==== Information provided

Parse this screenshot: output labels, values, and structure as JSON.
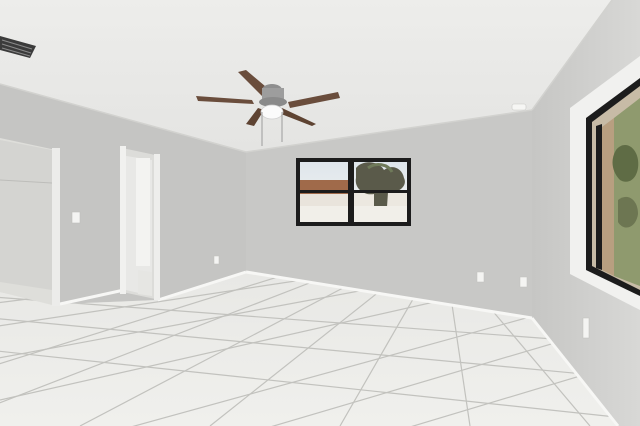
{
  "scene": {
    "kind": "photo",
    "subject": "empty room",
    "colors": {
      "ceiling": "#eeeeec",
      "wall_back": "#c9c9c7",
      "wall_left": "#c4c4c2",
      "wall_right": "#cfcfcd",
      "floor": "#e6e6e3",
      "grout": "#bdbdb9",
      "baseboard": "#f5f5f3",
      "window_frame": "#1f1f1f",
      "fan_blade": "#6a4d3c",
      "fan_hub": "#9a9a9a"
    },
    "objects": [
      "ceiling-fan",
      "back-window",
      "right-window",
      "hallway-doorway",
      "closet-opening",
      "hvac-vent",
      "light-switch",
      "outlets",
      "tile-floor"
    ]
  }
}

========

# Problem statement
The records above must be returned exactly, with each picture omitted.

# Output below
Parse this screenshot: output labels, values, and structure as JSON.
{
  "scene": {
    "kind": "photo",
    "subject": "empty room",
    "colors": {
      "ceiling": "#eeeeec",
      "wall_back": "#c9c9c7",
      "wall_left": "#c4c4c2",
      "wall_right": "#cfcfcd",
      "floor": "#e6e6e3",
      "grout": "#bdbdb9",
      "baseboard": "#f5f5f3",
      "window_frame": "#1f1f1f",
      "fan_blade": "#6a4d3c",
      "fan_hub": "#9a9a9a"
    },
    "objects": [
      "ceiling-fan",
      "back-window",
      "right-window",
      "hallway-doorway",
      "closet-opening",
      "hvac-vent",
      "light-switch",
      "outlets",
      "tile-floor"
    ]
  }
}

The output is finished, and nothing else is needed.